- Slow inflationary growth kept interest rates at their current level in November. The Federal Open Market Committee decided to maintain the target range for the federal funds rate at 1.00%-1.25%. While noting that the labor market has continued to strengthen and that economic activity has been rising at a solid rate despite hurricane-related disruptions, inflation for items other than food and energy has remained soft. Nevertheless, a December rate hike is considered likely.
- The labor sector added 261,000 new jobs in October, and the unemployment rate edged down 0.1% to 4.1%. Employment in food services and drinking places increased sharply, mostly offsetting a decline in September that largely reflected the impact of hurricanes Irma and Harvey. In October, job gains also occurred in professional and business services, manufacturing, and health care. The average workweek was unchanged at 34.4 hours. Average hourly earnings fell $0.01 to $26.53 after climbing $0.12 in September. Over the past 12 months, average hourly earnings have increased by $0.63, or 2.4%.
- The international trade deficit for goods and services increased by $0.7 billion in September to $43.5 billion. September exports were $196.8 billion, $2.1 billion more than August exports. September imports were $240.3 billion, $2.8 billion more than August imports.
- According to IHS Markit, October saw the manufacturing sector grow at the fastest pace since the beginning of the year. The IHS Markit final U.S. Manufacturing Purchasing Managers’ Index™ (PMI™) registered 54.6 in October, up from 53.1 in September. Purchasing managers noted improvements in manufacturing output and new orders, while export sales increased at the quickest pace since August 2016.

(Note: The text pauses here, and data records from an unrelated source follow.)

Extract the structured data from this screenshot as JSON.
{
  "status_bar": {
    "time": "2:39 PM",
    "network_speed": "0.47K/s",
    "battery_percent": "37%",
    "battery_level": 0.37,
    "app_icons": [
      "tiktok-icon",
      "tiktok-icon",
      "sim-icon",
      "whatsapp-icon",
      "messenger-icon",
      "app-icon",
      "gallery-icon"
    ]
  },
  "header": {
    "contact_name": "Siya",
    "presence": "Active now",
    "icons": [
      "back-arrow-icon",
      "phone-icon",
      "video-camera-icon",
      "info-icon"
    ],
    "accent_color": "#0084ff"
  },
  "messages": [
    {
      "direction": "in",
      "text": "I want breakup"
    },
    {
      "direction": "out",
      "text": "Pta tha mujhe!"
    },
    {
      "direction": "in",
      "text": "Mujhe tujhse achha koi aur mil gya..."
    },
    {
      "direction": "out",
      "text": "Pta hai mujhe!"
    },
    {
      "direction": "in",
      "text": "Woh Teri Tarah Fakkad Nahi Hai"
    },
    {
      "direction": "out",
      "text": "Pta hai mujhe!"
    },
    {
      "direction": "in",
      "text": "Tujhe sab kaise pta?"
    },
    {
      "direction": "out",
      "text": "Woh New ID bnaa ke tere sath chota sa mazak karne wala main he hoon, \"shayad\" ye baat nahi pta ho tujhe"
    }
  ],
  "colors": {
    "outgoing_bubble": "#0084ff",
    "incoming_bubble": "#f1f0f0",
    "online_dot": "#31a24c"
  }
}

- On the other hand, the Institute for Supply Management’s purchasing managers survey had the October purchasing managers index fall 2.1 percentage points to 58.7, which still indicates growth in the manufacturing sector, but at a slightly slower pace than in September. Unlike Markit’s report, new orders and production dropped in October, according to the ISM® survey.
- Business in the non-manufacturing (services) sector grew in October, according to the Institute for Supply Management. The NMI® registered 60.1%, which is the highest reading since the index debut in 2008.
- Consumer confidence reached its highest level in almost 17 years in October, according to The Conference Board’s Consumer Confidence Survey®. Boosted by what is perceived as a strong jobs market and improving business conditions, consumers expressed confidence in the present economy while expecting it to improve in the near term.
- In the week ended October 28, the advance figure for initial claims for unemployment insurance was 229,000, a decrease of 5,000 from the previous week’s level, which was revised up by 1,000. The advance insured unemployment rate remained 1.3%. The advance number of those receiving unemployment insurance benefits during the week ended October 21 was 1,884,000, a decrease of 15,000 from the previous week’s level, which was revised up 6,000. This remains the lowest level for insured unemployment since December 29, 1973, when it was 1,805,000.
Eye on the Week Ahead
This week is a relatively slow one for economic news. Third-quarter earnings reports are still filtering in, helping to push stocks higher. However, the impact (if any) on the market from the first indictments out of special counsel Robert Mueller’s investigation is still playing out. Last week’s FOMC decision to maintain short-term interest rates may nudge investors toward equities.